(DATASET CONTENT)
§ §
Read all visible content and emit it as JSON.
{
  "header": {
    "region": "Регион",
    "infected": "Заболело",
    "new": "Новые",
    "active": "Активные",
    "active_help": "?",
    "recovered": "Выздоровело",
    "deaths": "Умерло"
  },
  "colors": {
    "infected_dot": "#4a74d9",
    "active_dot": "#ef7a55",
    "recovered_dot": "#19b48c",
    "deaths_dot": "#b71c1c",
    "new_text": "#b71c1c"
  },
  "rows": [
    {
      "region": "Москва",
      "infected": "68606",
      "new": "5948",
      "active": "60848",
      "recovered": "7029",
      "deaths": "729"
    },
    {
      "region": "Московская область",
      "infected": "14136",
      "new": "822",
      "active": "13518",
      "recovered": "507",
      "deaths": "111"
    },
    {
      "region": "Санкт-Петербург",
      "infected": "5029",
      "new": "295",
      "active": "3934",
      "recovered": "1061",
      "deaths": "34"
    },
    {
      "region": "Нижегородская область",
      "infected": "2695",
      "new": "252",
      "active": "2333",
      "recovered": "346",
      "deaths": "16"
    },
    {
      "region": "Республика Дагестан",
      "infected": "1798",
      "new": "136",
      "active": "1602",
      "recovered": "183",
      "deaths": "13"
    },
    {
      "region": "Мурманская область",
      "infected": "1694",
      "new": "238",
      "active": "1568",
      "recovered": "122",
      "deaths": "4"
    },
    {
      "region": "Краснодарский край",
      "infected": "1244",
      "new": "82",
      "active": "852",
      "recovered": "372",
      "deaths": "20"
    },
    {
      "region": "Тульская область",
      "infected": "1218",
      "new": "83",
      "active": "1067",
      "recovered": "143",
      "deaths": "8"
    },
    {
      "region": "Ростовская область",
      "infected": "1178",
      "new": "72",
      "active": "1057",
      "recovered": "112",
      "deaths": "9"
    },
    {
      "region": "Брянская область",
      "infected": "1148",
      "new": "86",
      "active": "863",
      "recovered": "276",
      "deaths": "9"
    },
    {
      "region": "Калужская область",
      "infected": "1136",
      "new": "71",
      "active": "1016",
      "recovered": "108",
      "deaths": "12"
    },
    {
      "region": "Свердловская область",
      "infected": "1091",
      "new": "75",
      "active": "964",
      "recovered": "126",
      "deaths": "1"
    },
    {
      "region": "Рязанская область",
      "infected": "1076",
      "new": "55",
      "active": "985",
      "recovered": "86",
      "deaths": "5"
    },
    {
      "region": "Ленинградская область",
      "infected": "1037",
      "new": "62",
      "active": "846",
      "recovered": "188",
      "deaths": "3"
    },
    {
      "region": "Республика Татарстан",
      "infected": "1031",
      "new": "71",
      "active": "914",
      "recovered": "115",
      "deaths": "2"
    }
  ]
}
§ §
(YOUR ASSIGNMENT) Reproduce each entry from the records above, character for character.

(EXERCISE RESPONSE)
Read all visible content and emit it as JSON.
{
  "header": {
    "region": "Регион",
    "infected": "Заболело",
    "new": "Новые",
    "active": "Активные",
    "active_help": "?",
    "recovered": "Выздоровело",
    "deaths": "Умерло"
  },
  "colors": {
    "infected_dot": "#4a74d9",
    "active_dot": "#ef7a55",
    "recovered_dot": "#19b48c",
    "deaths_dot": "#b71c1c",
    "new_text": "#b71c1c"
  },
  "rows": [
    {
      "region": "Москва",
      "infected": "68606",
      "new": "5948",
      "active": "60848",
      "recovered": "7029",
      "deaths": "729"
    },
    {
      "region": "Московская область",
      "infected": "14136",
      "new": "822",
      "active": "13518",
      "recovered": "507",
      "deaths": "111"
    },
    {
      "region": "Санкт-Петербург",
      "infected": "5029",
      "new": "295",
      "active": "3934",
      "recovered": "1061",
      "deaths": "34"
    },
    {
      "region": "Нижегородская область",
      "infected": "2695",
      "new": "252",
      "active": "2333",
      "recovered": "346",
      "deaths": "16"
    },
    {
      "region": "Республика Дагестан",
      "infected": "1798",
      "new": "136",
      "active": "1602",
      "recovered": "183",
      "deaths": "13"
    },
    {
      "region": "Мурманская область",
      "infected": "1694",
      "new": "238",
      "active": "1568",
      "recovered": "122",
      "deaths": "4"
    },
    {
      "region": "Краснодарский край",
      "infected": "1244",
      "new": "82",
      "active": "852",
      "recovered": "372",
      "deaths": "20"
    },
    {
      "region": "Тульская область",
      "infected": "1218",
      "new": "83",
      "active": "1067",
      "recovered": "143",
      "deaths": "8"
    },
    {
      "region": "Ростовская область",
      "infected": "1178",
      "new": "72",
      "active": "1057",
      "recovered": "112",
      "deaths": "9"
    },
    {
      "region": "Брянская область",
      "infected": "1148",
      "new": "86",
      "active": "863",
      "recovered": "276",
      "deaths": "9"
    },
    {
      "region": "Калужская область",
      "infected": "1136",
      "new": "71",
      "active": "1016",
      "recovered": "108",
      "deaths": "12"
    },
    {
      "region": "Свердловская область",
      "infected": "1091",
      "new": "75",
      "active": "964",
      "recovered": "126",
      "deaths": "1"
    },
    {
      "region": "Рязанская область",
      "infected": "1076",
      "new": "55",
      "active": "985",
      "recovered": "86",
      "deaths": "5"
    },
    {
      "region": "Ленинградская область",
      "infected": "1037",
      "new": "62",
      "active": "846",
      "recovered": "188",
      "deaths": "3"
    },
    {
      "region": "Республика Татарстан",
      "infected": "1031",
      "new": "71",
      "active": "914",
      "recovered": "115",
      "deaths": "2"
    }
  ]
}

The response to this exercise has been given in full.